YOUR INSTRUCTIONS: Please copy each line from the entries that contains the string "style".

(ENTRIES SHOWN begins)

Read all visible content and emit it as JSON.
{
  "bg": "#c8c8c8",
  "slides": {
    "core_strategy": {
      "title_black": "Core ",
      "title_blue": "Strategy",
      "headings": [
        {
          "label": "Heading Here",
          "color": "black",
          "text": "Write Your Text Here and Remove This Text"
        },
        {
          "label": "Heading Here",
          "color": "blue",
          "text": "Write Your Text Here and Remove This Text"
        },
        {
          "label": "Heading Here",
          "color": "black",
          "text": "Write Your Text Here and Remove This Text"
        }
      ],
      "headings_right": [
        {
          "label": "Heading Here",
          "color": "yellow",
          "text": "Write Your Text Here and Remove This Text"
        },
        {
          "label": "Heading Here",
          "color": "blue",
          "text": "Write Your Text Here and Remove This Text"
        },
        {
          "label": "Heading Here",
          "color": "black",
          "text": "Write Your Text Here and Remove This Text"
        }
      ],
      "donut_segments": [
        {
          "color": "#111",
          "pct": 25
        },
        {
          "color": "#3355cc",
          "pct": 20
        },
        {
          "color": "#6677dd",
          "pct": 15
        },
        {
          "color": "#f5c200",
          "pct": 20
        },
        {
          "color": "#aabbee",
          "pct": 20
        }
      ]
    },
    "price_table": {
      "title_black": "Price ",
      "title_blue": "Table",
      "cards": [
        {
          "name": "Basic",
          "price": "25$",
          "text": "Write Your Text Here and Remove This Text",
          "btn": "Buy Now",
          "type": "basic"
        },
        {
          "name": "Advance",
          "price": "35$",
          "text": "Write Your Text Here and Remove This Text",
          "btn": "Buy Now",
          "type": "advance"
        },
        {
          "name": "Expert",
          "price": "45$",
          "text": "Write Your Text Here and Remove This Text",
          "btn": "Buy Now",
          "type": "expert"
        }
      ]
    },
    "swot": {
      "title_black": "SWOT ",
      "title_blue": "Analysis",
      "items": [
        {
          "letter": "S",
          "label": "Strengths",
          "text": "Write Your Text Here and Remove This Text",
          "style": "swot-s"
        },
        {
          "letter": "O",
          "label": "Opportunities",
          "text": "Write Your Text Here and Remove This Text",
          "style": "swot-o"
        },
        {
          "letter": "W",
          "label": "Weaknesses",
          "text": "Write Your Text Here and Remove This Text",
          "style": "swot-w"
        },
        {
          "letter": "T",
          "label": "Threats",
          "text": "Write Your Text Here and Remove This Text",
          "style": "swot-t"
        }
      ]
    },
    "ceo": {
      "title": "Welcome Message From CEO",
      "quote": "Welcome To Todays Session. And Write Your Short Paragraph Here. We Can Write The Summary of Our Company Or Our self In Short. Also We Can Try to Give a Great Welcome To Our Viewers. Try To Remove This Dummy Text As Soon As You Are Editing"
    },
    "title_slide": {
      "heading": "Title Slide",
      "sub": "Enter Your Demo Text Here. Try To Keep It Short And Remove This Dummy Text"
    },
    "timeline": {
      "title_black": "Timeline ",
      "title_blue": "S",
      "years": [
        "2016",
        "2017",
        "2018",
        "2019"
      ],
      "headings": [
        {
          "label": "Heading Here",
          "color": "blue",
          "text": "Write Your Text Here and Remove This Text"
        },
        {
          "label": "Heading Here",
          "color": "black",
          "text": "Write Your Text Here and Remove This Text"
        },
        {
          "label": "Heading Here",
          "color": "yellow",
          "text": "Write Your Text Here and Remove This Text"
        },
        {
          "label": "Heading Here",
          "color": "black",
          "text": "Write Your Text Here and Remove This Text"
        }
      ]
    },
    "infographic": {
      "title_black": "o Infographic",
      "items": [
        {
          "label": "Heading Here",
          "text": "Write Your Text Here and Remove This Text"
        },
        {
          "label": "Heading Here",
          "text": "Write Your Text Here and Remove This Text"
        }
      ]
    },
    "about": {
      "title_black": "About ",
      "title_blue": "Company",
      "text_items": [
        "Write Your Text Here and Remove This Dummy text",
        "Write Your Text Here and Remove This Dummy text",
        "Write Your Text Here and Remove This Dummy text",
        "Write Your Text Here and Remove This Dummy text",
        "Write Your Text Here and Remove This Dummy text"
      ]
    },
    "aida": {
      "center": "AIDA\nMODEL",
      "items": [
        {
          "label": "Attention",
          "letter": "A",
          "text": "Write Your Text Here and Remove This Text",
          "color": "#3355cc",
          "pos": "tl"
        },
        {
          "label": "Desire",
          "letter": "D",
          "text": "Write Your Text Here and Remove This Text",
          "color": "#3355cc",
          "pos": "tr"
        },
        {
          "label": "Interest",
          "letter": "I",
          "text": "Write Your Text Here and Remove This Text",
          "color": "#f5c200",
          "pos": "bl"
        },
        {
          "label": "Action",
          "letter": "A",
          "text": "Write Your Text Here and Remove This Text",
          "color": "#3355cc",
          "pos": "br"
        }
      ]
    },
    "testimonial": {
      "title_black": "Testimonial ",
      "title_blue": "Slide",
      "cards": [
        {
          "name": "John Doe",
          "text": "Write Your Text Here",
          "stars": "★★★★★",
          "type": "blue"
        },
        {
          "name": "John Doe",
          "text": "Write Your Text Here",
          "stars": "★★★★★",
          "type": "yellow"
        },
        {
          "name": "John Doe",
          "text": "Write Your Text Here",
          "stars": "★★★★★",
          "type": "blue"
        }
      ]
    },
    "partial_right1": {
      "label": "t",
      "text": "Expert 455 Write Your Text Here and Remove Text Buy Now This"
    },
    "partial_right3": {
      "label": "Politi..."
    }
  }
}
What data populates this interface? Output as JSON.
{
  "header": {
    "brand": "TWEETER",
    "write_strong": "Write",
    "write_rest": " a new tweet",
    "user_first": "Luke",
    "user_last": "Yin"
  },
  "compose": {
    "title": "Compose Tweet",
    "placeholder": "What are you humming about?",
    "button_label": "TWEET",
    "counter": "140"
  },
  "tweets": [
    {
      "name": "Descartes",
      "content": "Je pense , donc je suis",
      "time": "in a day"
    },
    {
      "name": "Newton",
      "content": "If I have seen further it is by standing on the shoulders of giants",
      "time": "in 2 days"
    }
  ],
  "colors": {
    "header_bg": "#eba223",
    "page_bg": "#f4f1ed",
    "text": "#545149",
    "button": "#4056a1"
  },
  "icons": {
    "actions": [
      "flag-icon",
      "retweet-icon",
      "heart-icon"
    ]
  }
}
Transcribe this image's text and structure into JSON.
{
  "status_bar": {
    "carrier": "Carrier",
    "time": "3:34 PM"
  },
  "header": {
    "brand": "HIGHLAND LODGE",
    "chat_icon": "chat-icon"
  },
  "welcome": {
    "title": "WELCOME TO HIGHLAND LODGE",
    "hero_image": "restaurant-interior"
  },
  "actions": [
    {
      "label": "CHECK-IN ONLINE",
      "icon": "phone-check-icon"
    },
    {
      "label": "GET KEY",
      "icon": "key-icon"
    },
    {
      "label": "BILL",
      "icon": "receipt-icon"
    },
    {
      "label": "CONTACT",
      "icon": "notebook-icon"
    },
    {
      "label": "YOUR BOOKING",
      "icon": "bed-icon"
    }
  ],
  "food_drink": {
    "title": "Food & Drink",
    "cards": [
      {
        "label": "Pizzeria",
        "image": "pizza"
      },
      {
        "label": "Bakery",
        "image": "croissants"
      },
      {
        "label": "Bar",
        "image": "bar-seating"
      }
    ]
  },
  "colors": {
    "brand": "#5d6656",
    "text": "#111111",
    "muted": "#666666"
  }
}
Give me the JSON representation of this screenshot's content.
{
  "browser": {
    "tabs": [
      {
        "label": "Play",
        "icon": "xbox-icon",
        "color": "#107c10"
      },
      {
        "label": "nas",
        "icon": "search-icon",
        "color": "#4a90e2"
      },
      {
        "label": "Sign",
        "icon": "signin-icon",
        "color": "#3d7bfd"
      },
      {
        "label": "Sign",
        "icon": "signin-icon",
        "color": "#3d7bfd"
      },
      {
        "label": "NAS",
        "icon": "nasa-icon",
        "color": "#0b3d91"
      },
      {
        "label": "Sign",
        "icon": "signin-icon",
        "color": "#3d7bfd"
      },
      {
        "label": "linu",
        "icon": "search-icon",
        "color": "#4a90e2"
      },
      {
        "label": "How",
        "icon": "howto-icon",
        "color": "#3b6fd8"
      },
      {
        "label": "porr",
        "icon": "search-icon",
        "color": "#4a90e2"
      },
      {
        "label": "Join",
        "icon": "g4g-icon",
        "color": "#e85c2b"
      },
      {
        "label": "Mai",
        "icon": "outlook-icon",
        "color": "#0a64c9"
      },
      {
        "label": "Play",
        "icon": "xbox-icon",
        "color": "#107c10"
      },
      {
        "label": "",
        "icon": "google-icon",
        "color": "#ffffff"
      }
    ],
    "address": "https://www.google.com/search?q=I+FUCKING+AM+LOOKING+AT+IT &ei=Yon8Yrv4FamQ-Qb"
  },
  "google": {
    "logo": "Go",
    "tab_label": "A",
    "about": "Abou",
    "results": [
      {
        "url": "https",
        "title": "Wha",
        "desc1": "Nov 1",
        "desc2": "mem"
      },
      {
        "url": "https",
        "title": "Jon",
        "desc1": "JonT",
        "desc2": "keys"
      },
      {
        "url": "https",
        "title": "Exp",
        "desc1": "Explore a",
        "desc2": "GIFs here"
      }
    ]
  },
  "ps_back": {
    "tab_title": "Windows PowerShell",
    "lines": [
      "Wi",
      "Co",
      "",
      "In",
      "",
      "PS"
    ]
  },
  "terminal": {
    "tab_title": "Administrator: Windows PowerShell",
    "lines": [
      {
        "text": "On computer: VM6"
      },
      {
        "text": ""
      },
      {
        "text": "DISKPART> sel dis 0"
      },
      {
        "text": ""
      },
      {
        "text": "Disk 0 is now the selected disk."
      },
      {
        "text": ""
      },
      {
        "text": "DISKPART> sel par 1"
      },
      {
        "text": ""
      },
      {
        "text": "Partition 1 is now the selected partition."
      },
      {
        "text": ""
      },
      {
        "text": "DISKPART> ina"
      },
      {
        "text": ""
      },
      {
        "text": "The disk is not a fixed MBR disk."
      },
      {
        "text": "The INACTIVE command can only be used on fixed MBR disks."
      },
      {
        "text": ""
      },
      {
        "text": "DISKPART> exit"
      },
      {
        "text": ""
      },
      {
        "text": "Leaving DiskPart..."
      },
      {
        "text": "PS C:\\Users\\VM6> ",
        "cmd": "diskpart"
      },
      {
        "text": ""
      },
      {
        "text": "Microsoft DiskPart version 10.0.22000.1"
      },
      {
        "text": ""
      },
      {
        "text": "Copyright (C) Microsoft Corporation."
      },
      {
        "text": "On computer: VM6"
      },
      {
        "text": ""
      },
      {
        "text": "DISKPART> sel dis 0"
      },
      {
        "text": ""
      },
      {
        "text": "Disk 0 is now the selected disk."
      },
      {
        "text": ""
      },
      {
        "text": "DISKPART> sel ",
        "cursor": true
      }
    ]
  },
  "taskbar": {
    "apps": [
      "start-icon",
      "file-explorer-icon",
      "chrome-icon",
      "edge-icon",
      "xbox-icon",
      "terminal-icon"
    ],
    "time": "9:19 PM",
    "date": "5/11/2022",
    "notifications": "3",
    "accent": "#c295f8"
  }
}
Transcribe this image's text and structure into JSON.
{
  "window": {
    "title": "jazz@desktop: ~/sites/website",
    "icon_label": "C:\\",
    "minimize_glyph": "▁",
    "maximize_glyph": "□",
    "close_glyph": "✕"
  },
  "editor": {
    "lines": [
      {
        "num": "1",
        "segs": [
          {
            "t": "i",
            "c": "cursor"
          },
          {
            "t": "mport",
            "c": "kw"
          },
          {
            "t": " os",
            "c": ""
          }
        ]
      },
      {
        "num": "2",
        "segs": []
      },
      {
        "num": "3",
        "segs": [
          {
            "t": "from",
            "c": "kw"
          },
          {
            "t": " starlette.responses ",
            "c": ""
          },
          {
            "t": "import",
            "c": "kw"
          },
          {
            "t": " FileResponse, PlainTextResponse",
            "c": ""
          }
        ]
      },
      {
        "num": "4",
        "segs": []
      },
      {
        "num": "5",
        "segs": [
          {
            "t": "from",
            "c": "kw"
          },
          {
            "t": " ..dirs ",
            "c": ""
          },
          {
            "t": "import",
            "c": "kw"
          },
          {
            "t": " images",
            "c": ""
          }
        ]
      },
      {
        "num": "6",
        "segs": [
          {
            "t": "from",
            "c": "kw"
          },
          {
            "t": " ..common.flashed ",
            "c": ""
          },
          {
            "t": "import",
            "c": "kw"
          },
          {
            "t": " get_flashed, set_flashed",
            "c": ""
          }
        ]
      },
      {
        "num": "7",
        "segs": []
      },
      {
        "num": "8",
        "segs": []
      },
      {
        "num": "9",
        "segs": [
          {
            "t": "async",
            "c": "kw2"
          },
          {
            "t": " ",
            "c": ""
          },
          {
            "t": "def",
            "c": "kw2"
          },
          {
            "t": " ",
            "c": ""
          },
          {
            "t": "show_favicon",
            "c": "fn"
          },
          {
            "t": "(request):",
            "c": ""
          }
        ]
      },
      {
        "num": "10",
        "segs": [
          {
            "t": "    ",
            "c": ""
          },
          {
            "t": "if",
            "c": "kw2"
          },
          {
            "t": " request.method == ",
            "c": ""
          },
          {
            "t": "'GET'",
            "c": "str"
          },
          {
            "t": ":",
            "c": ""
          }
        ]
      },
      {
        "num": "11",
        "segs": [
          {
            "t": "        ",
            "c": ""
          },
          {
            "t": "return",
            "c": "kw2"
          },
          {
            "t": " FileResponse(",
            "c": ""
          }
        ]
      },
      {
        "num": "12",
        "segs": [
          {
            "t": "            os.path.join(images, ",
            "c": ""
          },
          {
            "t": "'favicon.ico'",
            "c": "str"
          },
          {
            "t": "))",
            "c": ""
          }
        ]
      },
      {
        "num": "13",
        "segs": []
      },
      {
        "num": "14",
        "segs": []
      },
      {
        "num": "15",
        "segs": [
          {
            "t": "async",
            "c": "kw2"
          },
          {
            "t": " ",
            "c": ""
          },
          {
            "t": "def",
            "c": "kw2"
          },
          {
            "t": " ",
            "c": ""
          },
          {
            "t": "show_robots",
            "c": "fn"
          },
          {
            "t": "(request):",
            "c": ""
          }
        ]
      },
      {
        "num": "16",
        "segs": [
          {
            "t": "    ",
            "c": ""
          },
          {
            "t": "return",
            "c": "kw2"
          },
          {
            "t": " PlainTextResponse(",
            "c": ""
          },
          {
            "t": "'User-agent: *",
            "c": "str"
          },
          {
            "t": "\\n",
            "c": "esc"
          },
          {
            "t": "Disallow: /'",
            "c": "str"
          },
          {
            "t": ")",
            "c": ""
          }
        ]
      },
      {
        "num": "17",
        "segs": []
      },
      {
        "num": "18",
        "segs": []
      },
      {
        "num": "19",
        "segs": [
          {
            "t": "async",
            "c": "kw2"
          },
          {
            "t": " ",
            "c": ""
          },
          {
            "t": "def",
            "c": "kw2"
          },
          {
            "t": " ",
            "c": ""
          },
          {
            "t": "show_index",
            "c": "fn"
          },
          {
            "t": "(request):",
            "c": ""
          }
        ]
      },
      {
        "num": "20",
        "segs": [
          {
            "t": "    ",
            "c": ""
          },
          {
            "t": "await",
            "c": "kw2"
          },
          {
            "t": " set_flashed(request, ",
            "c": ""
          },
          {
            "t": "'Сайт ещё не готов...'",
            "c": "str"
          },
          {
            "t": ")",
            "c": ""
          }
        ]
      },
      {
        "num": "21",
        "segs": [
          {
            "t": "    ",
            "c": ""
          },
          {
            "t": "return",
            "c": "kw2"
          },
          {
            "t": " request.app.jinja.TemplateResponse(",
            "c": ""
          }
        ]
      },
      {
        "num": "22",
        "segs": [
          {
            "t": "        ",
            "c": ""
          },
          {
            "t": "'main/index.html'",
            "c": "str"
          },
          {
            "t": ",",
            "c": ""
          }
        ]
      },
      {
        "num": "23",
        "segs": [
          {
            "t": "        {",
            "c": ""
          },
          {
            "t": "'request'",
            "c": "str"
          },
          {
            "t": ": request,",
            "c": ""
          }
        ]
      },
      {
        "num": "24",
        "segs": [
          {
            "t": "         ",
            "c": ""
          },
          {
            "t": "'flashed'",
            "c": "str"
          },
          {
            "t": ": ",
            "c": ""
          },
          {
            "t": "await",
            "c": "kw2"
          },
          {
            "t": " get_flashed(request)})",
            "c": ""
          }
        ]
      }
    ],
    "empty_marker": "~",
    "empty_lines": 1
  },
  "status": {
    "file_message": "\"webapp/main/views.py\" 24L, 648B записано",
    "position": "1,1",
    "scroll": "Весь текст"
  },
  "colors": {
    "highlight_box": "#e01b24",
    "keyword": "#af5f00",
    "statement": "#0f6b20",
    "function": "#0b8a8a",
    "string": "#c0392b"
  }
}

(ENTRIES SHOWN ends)

OUTPUT FOR THIS TASK:
          "style": "swot-s"
          "style": "swot-o"
          "style": "swot-w"
          "style": "swot-t"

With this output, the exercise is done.